- Opening Delimiter -

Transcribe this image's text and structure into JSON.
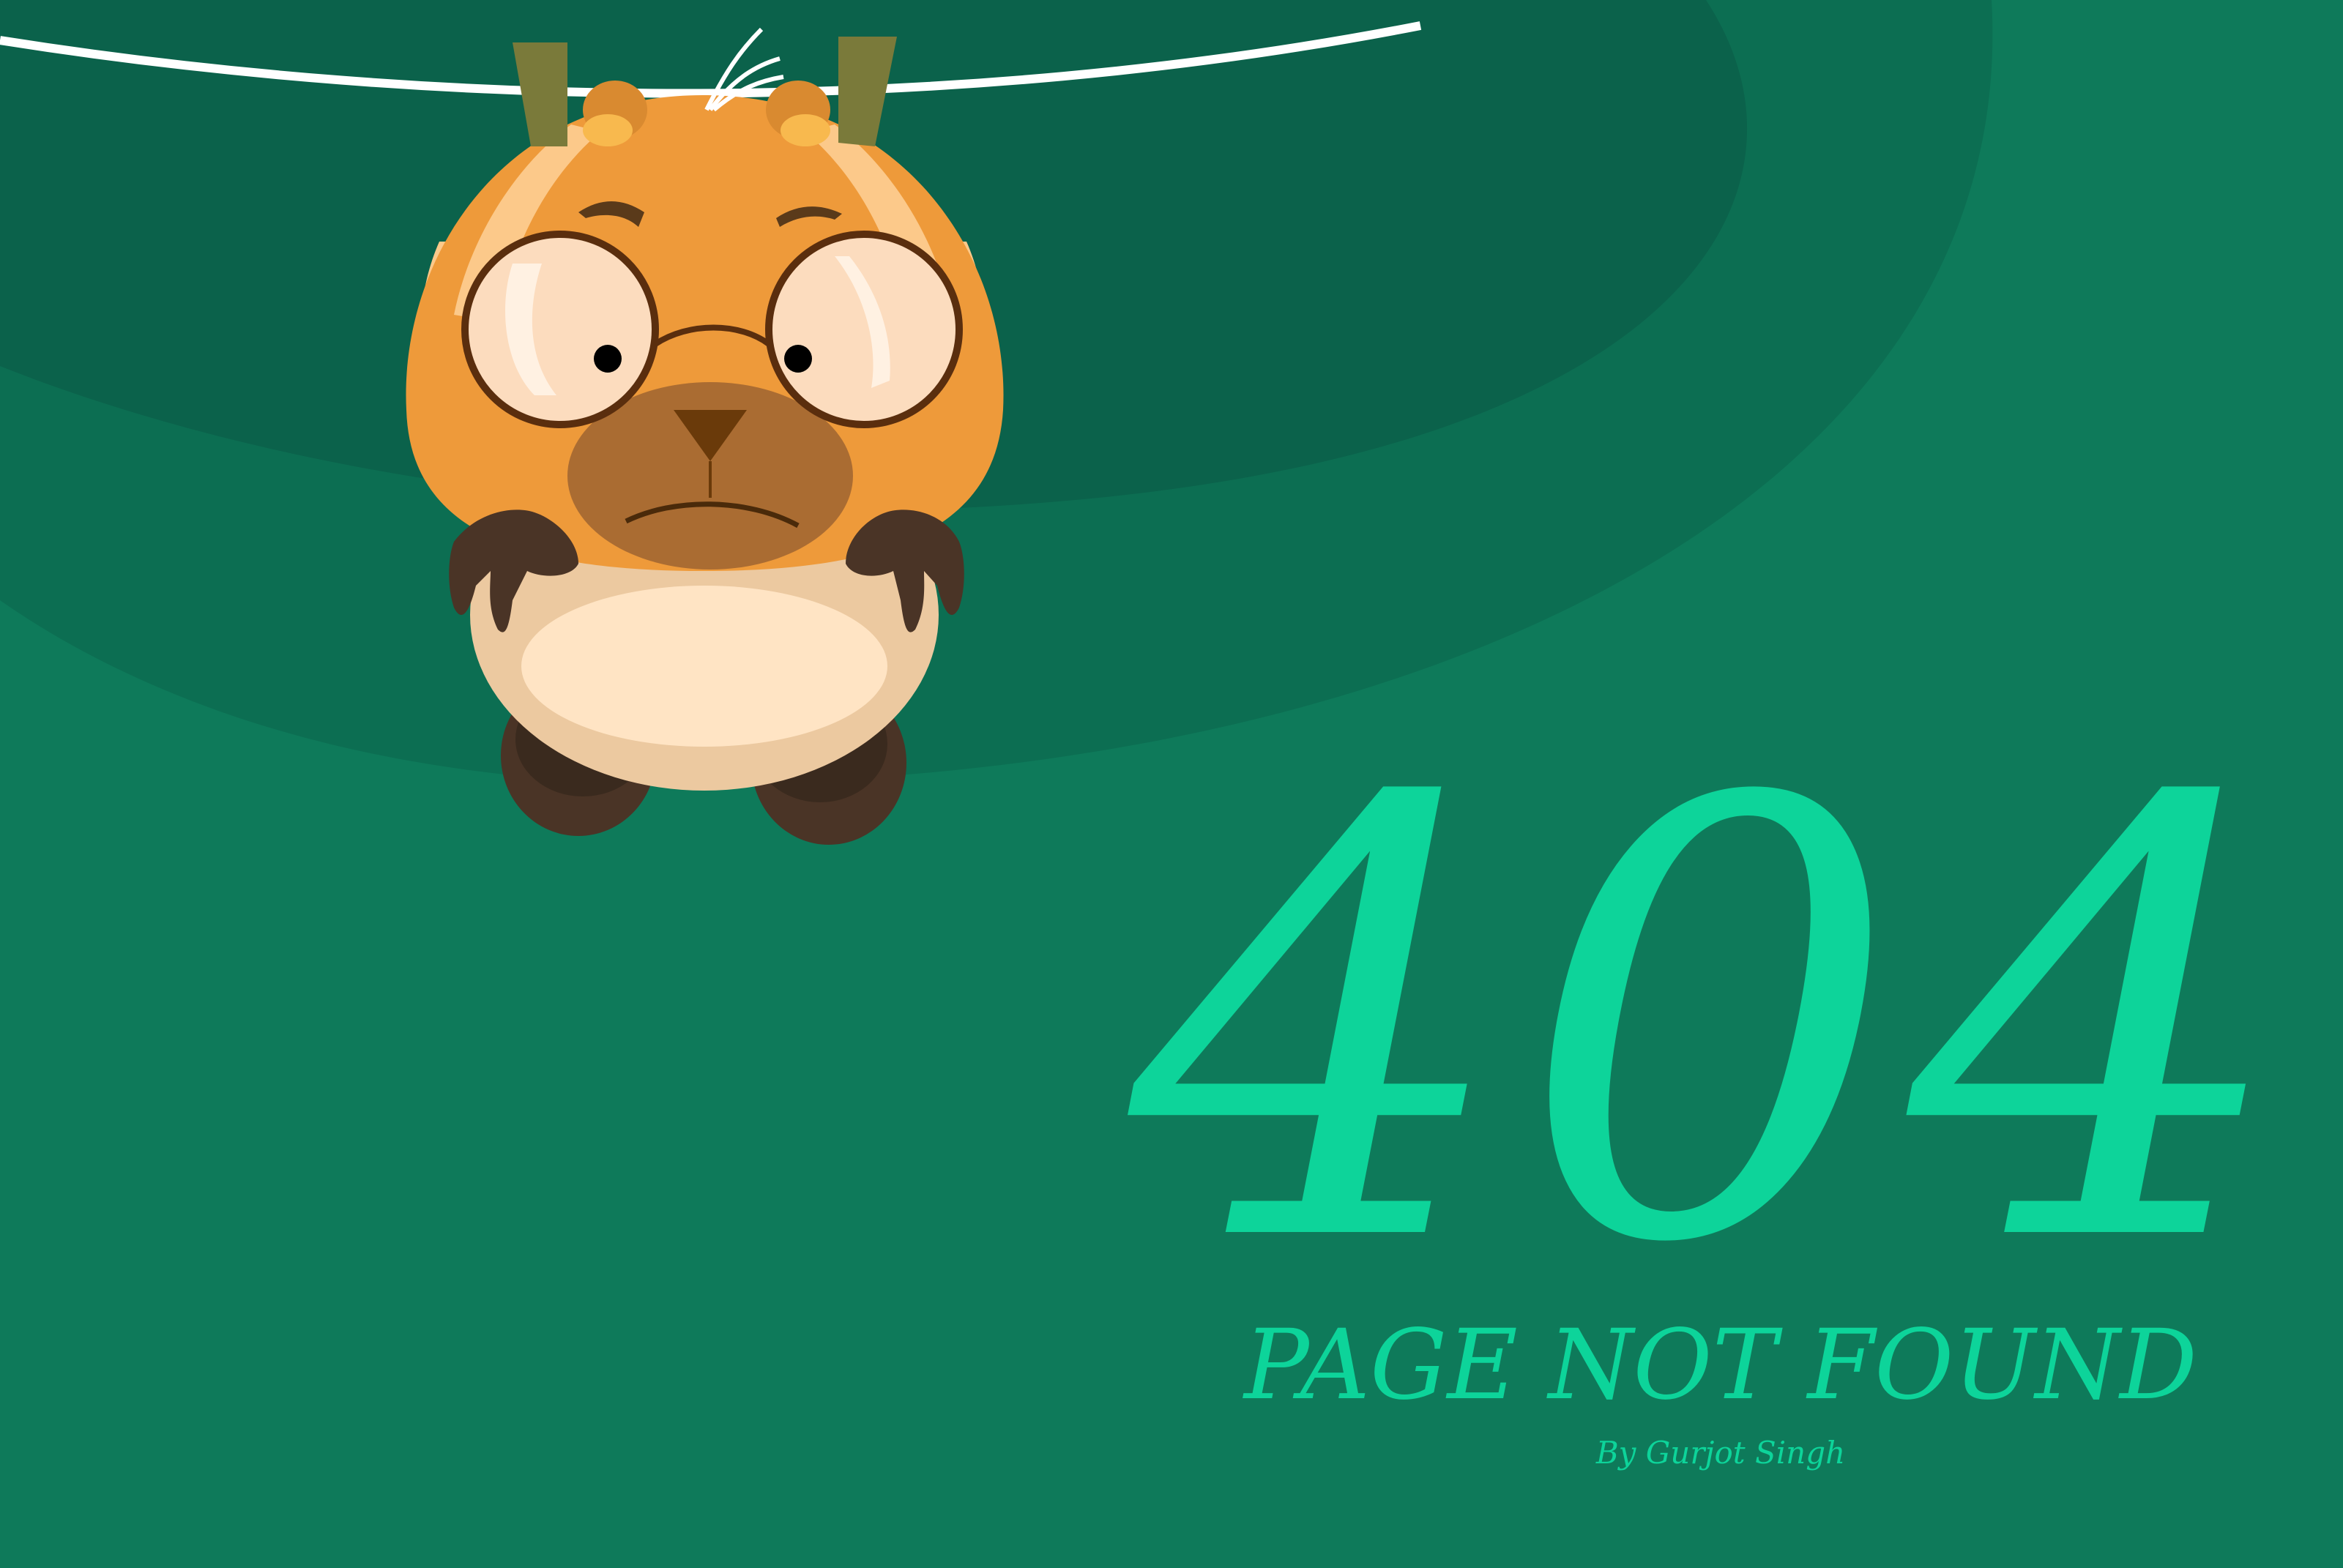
{
  "page": {
    "error_code": "404",
    "error_message": "PAGE NOT FOUND",
    "credit": "By Gurjot Singh"
  },
  "illustration": {
    "subject": "hamster-hanging-on-clothesline",
    "icons": [
      "clothesline-icon",
      "clothespin-icon",
      "hamster-icon",
      "glasses-icon"
    ]
  },
  "colors": {
    "background": "#0e7a5a",
    "background_dark_band": "#0c6e52",
    "background_darkest_band": "#0b624b",
    "accent_text": "#0dd49a",
    "hamster_fur": "#ee9a3a",
    "hamster_belly": "#ffe4c4",
    "hamster_paws": "#4a3426",
    "clothesline": "#ffffff",
    "clothespin": "#7a7a3a"
  }
}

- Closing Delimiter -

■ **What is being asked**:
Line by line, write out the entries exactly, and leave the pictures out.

■ **Solution**:
Transcribe this image's text and structure into JSON.
{
  "page": {
    "error_code": "404",
    "error_message": "PAGE NOT FOUND",
    "credit": "By Gurjot Singh"
  },
  "illustration": {
    "subject": "hamster-hanging-on-clothesline",
    "icons": [
      "clothesline-icon",
      "clothespin-icon",
      "hamster-icon",
      "glasses-icon"
    ]
  },
  "colors": {
    "background": "#0e7a5a",
    "background_dark_band": "#0c6e52",
    "background_darkest_band": "#0b624b",
    "accent_text": "#0dd49a",
    "hamster_fur": "#ee9a3a",
    "hamster_belly": "#ffe4c4",
    "hamster_paws": "#4a3426",
    "clothesline": "#ffffff",
    "clothespin": "#7a7a3a"
  }
}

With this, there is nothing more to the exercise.